Regarding population health, the stage two objectives focused on population health purpose to enhance population health via encouraging health care providers and professionals to employ use of electronic health records in terms of transmission of health information to state and local public health agencies (PHAs) and registries. Achievement of stage two objectives will lead to improvement in quality of care offered to the community, and the nation at large. More specifically, there will be an improvement in local and state public health management of emergency response, recognition of outbreaks and situation awareness. There will also be improvements in cancer surveillance and screening as well as guide planning and assessment of prevention programs designed for cancer. Additionally, the local and state PHAs will be able to develop immunization communications targeted for high-risk populations. Lastly, realization of the objectives will enable empowerment and education of the community regarding population health issues such as environmental health hazards (Fogelberg and Wadensten, 2009; Thompson, 2010).

Possible recommendations

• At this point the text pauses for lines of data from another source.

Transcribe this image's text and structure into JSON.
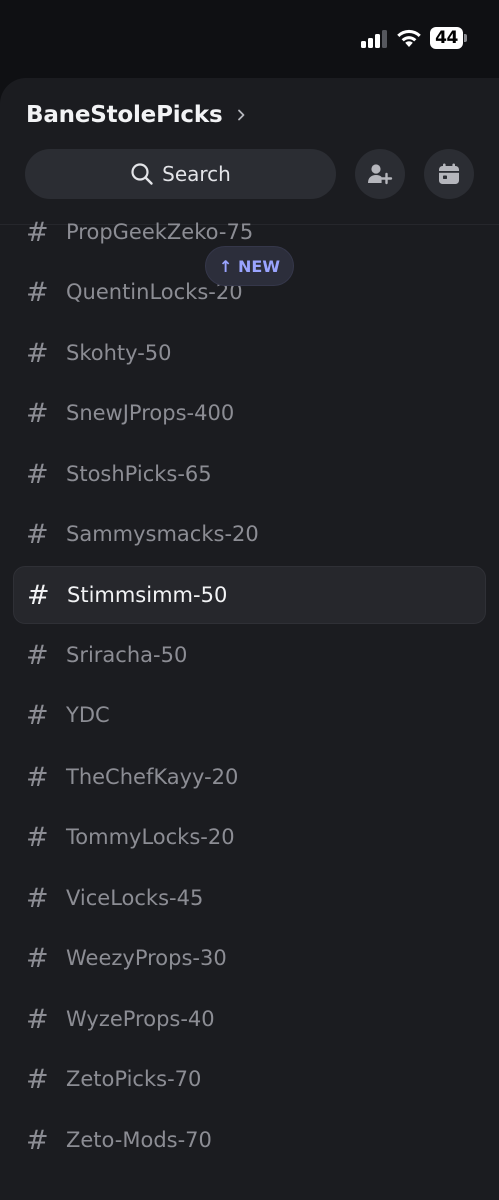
{
  "status_bar": {
    "battery_level": "44",
    "signal_bars": 3,
    "signal_bars_total": 4
  },
  "server": {
    "name": "BaneStolePicks",
    "chevron_icon": "chevron-right-icon"
  },
  "search": {
    "label": "Search",
    "icon": "search-icon"
  },
  "actions": {
    "invite_icon": "add-member-icon",
    "events_icon": "calendar-icon"
  },
  "new_pill": {
    "label": "↑ NEW"
  },
  "channels": [
    {
      "name": "PropGeekZeko-75",
      "selected": false
    },
    {
      "name": "QuentinLocks-20",
      "selected": false
    },
    {
      "name": "Skohty-50",
      "selected": false
    },
    {
      "name": "SnewJProps-400",
      "selected": false
    },
    {
      "name": "StoshPicks-65",
      "selected": false
    },
    {
      "name": "Sammysmacks-20",
      "selected": false
    },
    {
      "name": "Stimmsimm-50",
      "selected": true
    },
    {
      "name": "Sriracha-50",
      "selected": false
    },
    {
      "name": "YDC",
      "selected": false
    },
    {
      "name": "TheChefKayy-20",
      "selected": false
    },
    {
      "name": "TommyLocks-20",
      "selected": false
    },
    {
      "name": "ViceLocks-45",
      "selected": false
    },
    {
      "name": "WeezyProps-30",
      "selected": false
    },
    {
      "name": "WyzeProps-40",
      "selected": false
    },
    {
      "name": "ZetoPicks-70",
      "selected": false
    },
    {
      "name": "Zeto-Mods-70",
      "selected": false
    }
  ],
  "colors": {
    "background": "#0f1013",
    "panel": "#1b1c20",
    "control": "#2b2d33",
    "muted_text": "#8c8d94",
    "active_text": "#f2f3f5",
    "new_accent": "#9aa4ff"
  }
}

Considerations for possible recommendations on the meaningful use criteria for stages one and two may also be worth. Centers for Medicare & Medicaid Services (CMS), for instance, has accepted comments from the public on the meaningful use criteria for stages two and three. So far, from the comments, professionals of health information technology are pleading with the policymakers to progress at a slower pace with stage two. In this regard, addition of criteria of forwarding electronic reminders to the patient per patient preference for follow-up care or preventive care on stage two criteria of meaningful use. This will represent a holistic type of care where patient information is monitored outside hospital settings until full recovery (Centers for Medicare and Medicaid Services, 2014).

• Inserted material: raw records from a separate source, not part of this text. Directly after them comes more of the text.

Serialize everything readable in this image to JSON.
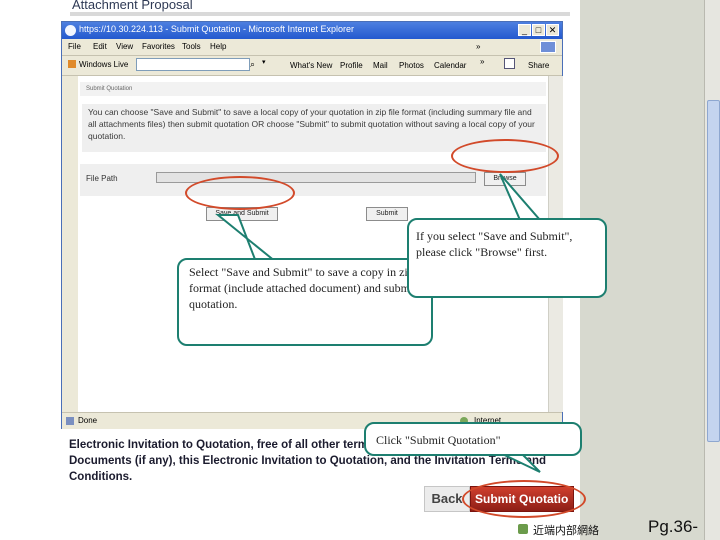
{
  "page": {
    "top_title": "Attachment Proposal",
    "bottom_text": "Electronic Invitation to Quotation, free of all other terms and conditions, the Quotation Documents (if any), this Electronic Invitation to Quotation, and the Invitation Terms and Conditions.",
    "back_label": "Back",
    "submit_quotation_label": "Submit Quotatio",
    "taskbar_text": "近端内部網絡",
    "page_number": "Pg.36-"
  },
  "window": {
    "title": "https://10.30.224.113 - Submit Quotation - Microsoft Internet Explorer",
    "min_glyph": "_",
    "max_glyph": "□",
    "close_glyph": "✕",
    "menu": [
      "File",
      "Edit",
      "View",
      "Favorites",
      "Tools",
      "Help"
    ],
    "menu_more": "»",
    "toolbar": {
      "live_label": "Windows Live",
      "search_placeholder": "",
      "search_glyph": "⌕",
      "dropdown_glyph": "▾",
      "items": [
        "What's New",
        "Profile",
        "Mail",
        "Photos",
        "Calendar"
      ],
      "more_glyph": "»",
      "share_label": "Share"
    },
    "status": {
      "left": "Done",
      "zone": "Internet"
    }
  },
  "form": {
    "section_header": "Submit Quotation",
    "instructions": "You can choose \"Save and Submit\" to save a local copy of your quotation in zip file format (including summary file and all attachments files) then submit quotation OR choose \"Submit\" to submit quotation without saving a local copy of your quotation.",
    "file_path_label": "File Path",
    "browse_label": "Browse",
    "save_and_submit_label": "Save and Submit",
    "submit_label": "Submit"
  },
  "callouts": {
    "browse": "If you select \"Save and Submit\", please click \"Browse\" first.",
    "save_submit": "Select \"Save and Submit\" to save a copy in zip format (include attached document) and submit quotation.",
    "click_submit": "Click \"Submit Quotation\""
  },
  "colors": {
    "ring": "#d24a2a",
    "callout_border": "#1d7f70",
    "ie_titlebar": "#2359cf",
    "submit_button": "#b2301f"
  }
}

EHRs have the potentiality of promoting the delivery of cost-effective, high-quality health care services. More specifically, this can be achieved via support for clinicians` decisions and improvement on patient outcomes. The role of nurses in the implementation and achievement of meaningful application of EHRs is very crucial. Since nurses spend more time with their patients, it is a requirement for them to identify novel ways in which technology can be employed to make a difference in health care service industry. If HIT systems are envisioned for rigorous improvements in health care service provision, nurse’s information starting from influencing various policies to provision of feedback to their facility and departmental heads regarding what works best for clinicians and patients must be sought.

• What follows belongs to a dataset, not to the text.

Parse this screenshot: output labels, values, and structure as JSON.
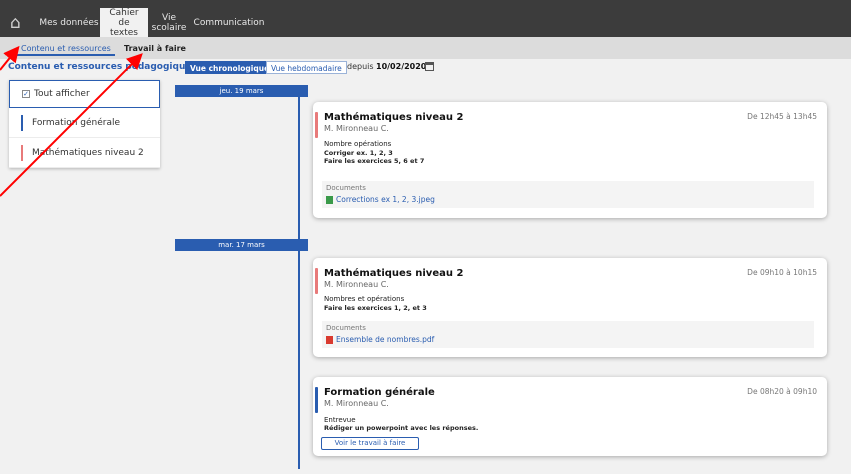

Blumenthal, D., & Tavenner, M. (2010). The “meaningful use” regulation for electronic health records. England Journal of Medicine, 363(6), 501-504.

Centers for Medicare and Medicaid Services. (2014). Medicare and Medicaid Programs; Elec­tronic Health Record Incentive Program; Final Rule. Wash­ington, DC: Federal Register 2010 44314-588.

Fogelberg, D.M., & Wadensten, B. (2009). Nurses’ experiences of and opinions about using standardized care plans in elec­tronic health records. Studies in Health Technology and Informatics, 146, 763-764.

Kossman, S.P., & Scheidenhelm, S.L. (2008). Nurses’ perceptions of the im­pact of electronic health records on work and patient out­comes. Computers, Informatics, Nursing-LWW Journals, 26(2), 69-77.

Optum, Ferrari, V., & Heller, M. (2014). The paperless Medical Office: Using Optum PM and Physician EMR. New York: Cengage Learning.

Thompson D (2010). Reducing clinical costs with an EHR. Healthcare Financial Management, 64(10),106-12.